# DESCRIPTION OF THE TASK:
Where a line in the material below has the string "this", please report it.

# DATA RECORDS:
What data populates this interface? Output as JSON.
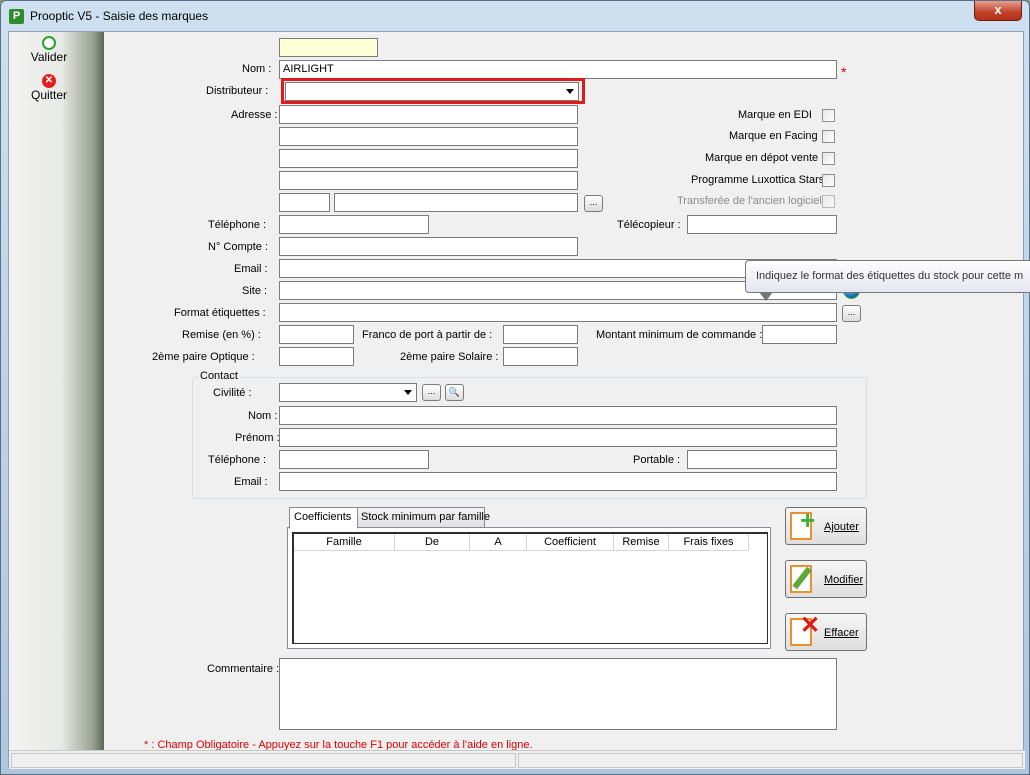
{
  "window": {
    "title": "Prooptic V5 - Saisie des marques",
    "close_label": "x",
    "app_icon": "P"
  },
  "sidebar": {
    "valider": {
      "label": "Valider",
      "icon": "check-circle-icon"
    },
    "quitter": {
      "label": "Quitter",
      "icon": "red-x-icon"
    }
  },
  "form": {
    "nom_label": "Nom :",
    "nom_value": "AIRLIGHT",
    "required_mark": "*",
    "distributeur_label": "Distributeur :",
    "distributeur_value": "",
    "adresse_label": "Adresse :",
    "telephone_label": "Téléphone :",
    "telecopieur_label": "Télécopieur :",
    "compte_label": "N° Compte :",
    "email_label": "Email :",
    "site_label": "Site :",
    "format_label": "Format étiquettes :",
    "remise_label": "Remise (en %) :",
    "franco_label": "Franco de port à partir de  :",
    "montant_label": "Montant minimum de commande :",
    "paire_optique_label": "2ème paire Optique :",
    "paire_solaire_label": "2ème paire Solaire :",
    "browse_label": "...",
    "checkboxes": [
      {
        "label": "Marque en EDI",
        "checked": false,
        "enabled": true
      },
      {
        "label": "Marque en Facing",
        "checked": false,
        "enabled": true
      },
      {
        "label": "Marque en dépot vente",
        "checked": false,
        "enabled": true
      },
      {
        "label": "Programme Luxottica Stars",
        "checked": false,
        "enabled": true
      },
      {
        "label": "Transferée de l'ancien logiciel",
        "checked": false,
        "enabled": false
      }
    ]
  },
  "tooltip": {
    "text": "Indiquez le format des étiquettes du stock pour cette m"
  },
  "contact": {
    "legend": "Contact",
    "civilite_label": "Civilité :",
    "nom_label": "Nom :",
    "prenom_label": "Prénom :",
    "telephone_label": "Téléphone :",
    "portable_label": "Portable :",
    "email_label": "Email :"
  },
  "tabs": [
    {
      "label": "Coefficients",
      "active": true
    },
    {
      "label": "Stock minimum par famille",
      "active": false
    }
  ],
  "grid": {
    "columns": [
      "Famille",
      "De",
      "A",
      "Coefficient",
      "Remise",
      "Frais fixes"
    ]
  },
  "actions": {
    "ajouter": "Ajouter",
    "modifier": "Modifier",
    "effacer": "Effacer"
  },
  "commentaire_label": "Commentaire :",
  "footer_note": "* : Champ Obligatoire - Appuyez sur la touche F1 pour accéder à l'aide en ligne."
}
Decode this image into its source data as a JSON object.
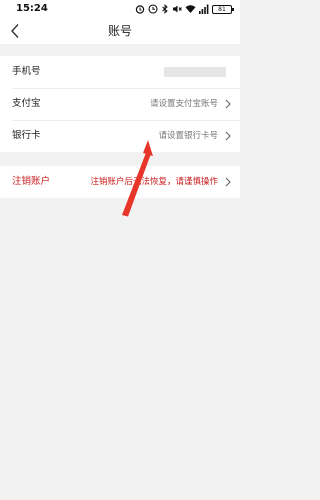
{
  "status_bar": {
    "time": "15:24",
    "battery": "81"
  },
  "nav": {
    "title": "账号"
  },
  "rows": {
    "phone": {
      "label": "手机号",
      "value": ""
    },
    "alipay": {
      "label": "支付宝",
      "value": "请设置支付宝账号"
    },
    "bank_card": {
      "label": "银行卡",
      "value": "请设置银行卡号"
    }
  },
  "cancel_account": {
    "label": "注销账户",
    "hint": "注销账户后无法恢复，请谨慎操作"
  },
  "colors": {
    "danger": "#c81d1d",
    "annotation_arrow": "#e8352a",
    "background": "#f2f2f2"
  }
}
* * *
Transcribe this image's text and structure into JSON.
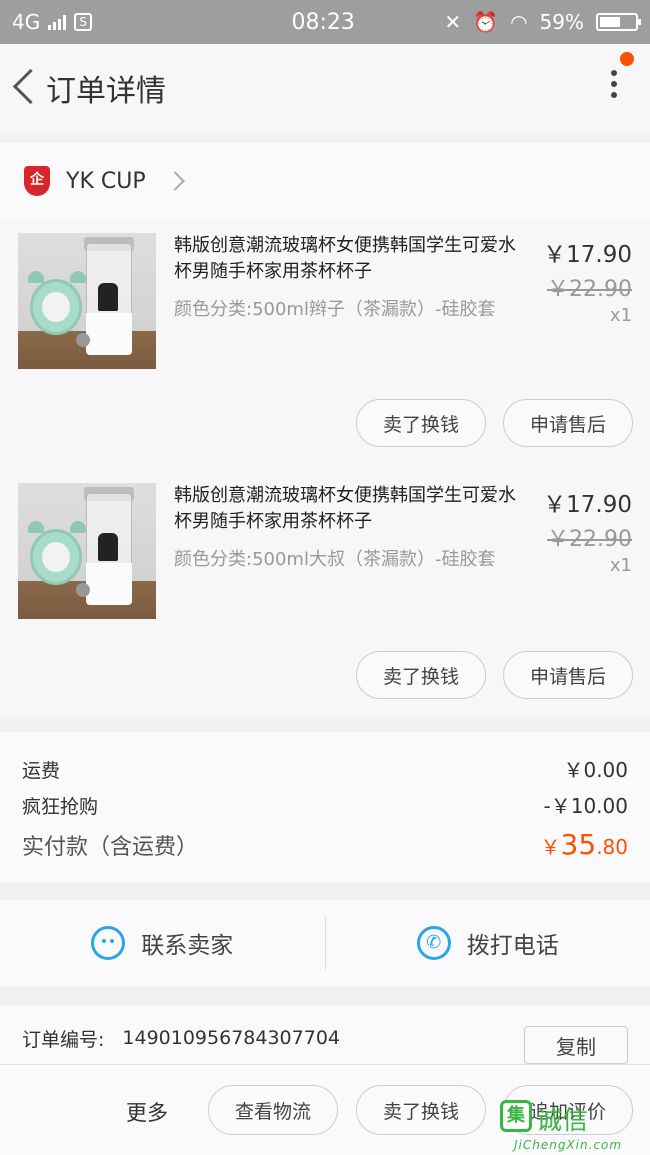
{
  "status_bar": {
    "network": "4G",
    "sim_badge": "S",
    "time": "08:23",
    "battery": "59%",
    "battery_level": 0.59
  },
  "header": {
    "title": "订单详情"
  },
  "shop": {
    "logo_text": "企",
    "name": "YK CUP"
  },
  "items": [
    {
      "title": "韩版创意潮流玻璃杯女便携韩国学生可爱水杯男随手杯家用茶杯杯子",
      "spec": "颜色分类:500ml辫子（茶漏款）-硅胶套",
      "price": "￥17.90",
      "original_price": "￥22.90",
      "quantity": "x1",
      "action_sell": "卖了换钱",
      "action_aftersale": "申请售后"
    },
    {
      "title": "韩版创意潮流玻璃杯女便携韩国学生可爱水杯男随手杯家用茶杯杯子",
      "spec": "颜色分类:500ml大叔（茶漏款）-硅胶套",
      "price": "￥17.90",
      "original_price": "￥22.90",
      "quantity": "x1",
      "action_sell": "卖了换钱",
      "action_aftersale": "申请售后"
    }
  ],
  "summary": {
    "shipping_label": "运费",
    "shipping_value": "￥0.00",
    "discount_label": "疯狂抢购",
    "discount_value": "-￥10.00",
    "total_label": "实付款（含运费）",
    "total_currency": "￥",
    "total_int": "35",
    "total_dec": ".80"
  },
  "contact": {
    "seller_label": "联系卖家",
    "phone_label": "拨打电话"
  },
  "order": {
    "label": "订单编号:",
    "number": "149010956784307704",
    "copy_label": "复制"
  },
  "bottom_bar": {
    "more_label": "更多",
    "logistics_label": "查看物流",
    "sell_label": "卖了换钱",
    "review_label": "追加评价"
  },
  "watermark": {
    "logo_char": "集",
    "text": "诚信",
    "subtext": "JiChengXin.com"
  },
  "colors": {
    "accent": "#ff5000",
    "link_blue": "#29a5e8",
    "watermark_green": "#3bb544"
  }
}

# EXPECTED ANSWER:
What data populates this interface? Output as JSON.
Decode this image into its source data as a JSON object.
Transcribe this image's text and structure into JSON.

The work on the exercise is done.